Task details ::
Select the lines below containing the word "subtitle".

Data for analysis ::
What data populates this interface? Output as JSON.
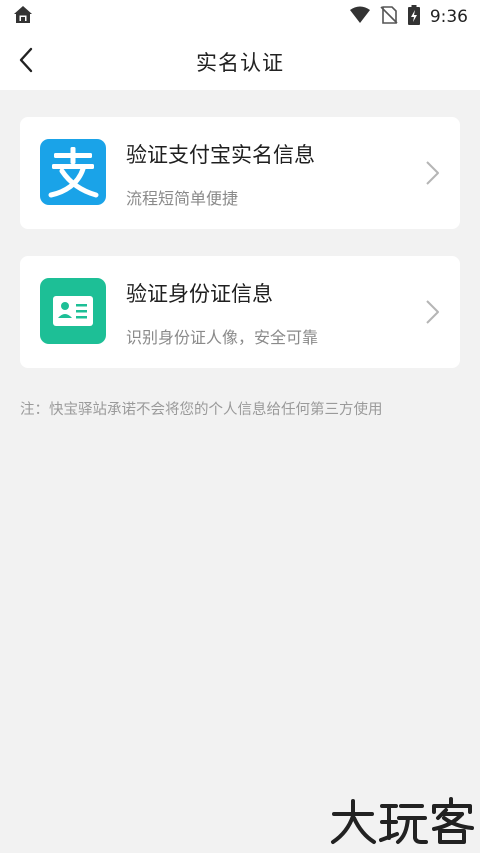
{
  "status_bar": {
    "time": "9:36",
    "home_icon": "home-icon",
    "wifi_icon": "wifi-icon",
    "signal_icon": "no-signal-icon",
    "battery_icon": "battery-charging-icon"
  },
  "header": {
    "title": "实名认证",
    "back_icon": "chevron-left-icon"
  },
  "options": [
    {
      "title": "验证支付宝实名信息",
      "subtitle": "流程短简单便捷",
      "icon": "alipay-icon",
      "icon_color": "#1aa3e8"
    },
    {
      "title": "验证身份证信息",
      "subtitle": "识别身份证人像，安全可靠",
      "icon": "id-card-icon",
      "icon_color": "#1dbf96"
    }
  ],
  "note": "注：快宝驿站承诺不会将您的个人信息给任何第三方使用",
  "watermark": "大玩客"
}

Result ::
      "subtitle": "流程短简单便捷",
      "subtitle": "识别身份证人像，安全可靠",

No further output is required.